When I was a young person, I dreamed about what it would be like to have a life in the theater. Years later, I now know. Having a life in the theater is all about relationships with artists, audience members, board members and the community.
I’ve known Jackie Maxwell for over 30 years now. I initially met her while I was at Perseverance Theater in Alaska and we reconnected in Banff, Canada when she was working as dramaturg and I was on a quest to find great Canadian theater artists. We found each other and had wonderful conversations-then lost each other as our lives took us to opposite ends of our continent-and found each other again, eight years ago in Washington, DC when Jackie came to see the Sondheim Festival at the Kennedy Center.
We’re a couple of rare animals in the theater-women artistic directors running major institutions. Jackie is the Artistic Director of the Shaw Festival in Niagara-on-the-Lake, Ontario, Canada and runs what many believe is the finest company in North America. We share similar values and have the deep pleasure of knowing some of the same artists in Canada and the United States.
Over the years I’ve watched as Jackie’s work has grown and changed. I am continually impressed with her exquisite use of language in telling a story and the grace she uses in both simple and complicated elements in her work.
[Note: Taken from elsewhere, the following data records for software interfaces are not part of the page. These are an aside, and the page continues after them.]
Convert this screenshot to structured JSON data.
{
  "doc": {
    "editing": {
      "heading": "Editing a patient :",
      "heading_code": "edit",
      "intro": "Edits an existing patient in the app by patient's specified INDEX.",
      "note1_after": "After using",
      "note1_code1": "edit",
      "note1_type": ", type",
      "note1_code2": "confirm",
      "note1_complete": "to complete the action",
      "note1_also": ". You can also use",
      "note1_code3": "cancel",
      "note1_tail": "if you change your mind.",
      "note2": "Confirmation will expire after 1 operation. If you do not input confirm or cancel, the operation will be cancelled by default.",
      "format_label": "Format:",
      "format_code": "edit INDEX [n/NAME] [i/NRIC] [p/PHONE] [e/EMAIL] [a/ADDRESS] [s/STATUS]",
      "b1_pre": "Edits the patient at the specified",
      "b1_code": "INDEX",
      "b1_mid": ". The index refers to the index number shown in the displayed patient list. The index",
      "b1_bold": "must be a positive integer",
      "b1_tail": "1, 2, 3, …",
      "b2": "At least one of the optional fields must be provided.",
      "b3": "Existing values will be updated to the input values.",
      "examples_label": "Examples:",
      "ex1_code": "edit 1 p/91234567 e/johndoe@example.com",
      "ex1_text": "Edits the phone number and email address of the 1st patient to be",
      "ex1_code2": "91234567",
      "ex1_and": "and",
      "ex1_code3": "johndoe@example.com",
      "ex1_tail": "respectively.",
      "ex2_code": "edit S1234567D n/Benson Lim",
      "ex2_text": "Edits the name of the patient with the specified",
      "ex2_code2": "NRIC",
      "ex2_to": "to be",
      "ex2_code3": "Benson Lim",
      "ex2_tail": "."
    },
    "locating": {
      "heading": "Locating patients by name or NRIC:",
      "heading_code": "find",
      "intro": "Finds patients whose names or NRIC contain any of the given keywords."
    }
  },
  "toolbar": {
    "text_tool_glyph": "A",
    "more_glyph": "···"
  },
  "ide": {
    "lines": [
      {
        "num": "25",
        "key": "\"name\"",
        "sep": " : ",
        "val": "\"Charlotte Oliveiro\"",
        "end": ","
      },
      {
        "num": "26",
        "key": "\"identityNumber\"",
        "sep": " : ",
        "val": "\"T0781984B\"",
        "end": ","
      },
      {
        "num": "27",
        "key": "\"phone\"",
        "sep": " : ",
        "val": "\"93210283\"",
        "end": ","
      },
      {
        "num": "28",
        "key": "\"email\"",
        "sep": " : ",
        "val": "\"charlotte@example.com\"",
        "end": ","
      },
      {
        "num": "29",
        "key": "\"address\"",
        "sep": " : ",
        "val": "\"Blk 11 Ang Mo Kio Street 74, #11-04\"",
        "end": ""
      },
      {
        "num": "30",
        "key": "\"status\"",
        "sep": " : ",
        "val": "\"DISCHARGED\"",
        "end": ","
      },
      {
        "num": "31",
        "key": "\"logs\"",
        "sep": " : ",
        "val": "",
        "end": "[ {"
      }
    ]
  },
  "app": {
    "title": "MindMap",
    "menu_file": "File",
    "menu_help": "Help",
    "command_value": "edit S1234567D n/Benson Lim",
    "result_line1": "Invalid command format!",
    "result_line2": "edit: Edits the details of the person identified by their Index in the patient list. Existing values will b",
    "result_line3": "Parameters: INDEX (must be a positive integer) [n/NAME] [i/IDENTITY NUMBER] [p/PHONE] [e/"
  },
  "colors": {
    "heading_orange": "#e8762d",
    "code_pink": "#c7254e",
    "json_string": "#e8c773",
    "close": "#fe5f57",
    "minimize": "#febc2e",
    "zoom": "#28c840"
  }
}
She is an expert on Shaw and she brings this expertise to her work on Good People, a play that Shaw probably would have quite admired.
David Lindsey-Abaire has taken this time we are living in, with questions of class surfacing around us, and places it at the heart of the story. He uses humor to delve into the intricate questions about the consequences of class, and the role of individual choice and circumstances. In his beautifully composed drama he moves us to ask ourselves how we determine our place in life and how far we will go to get the life we want.
– Molly Smith, Artistic Director
Photos by Margot Schulman
- Margaret: Johanna Day
- Stevie: Michael Glenn
- Dottie: Rosemary Knower
- Jean: Amy McWilliams
- Mike: Andrew Long
- Kate: Francesca Choy-Kee
- Executive Director: Edgar Dobie
- Director: Jackie Maxwell
- Artistic Director: Molly Smith
- Artistic Associate/Literary Manager: Amrita Ramanan
- Technical Director: Scott Schreck
- Properties Director: Chuck Fox
- Set Designer: Todd Rosenthal
- Costume Designer: Linda Cho
- Costume Director: Joseph P. Salasovich
- Costume Shop Manager: T. Tyler Stumpf
- Lighting Designer: Michael Gilliam
- Original Composition and Sound Designer: James Sugg
- Sound Director: Timothy M. Thompson
- Dialect Coach: Anita Maynard-Losh
- Master Electrician: Christopher V. Lewton
- Stage Manager: Kurt Hall
- Assistant Stage Manager: Christi B. Spann
- Casting Director: Dan Pruksarnukul
- Show Carpenters: Sean Jeffries, James P. Mulhern III, Michael D. Ward
- Props: Justin Titley
- Light Board Operator: Paul Villalovoz
- Sound Engineer: Aaron Allen
- Wardrobe Supervisor: Emily Grace Blackstone
- Artistic Development Fellow: Nadia Mahmassani
- Directing Fellow: Shanita Parasuraman
- New York Casting Assistant: Lauren Port
- Overhire Carpenters: Richard Irwin, Sara Splaine, Elisabeth White
- Overhire Painters: Za Johns, Kelly Rice, Katherine Wertz
Disclaimer: Arena Stage provided two complimentary media tickets to ShowBizRadio for this review.
This article can be linked to as: http://washingtondc.showbizradio.com/goto/9123.
Bob Ashby has been an active participant in the Washington-area community theater scene since his arrival in town in 1975.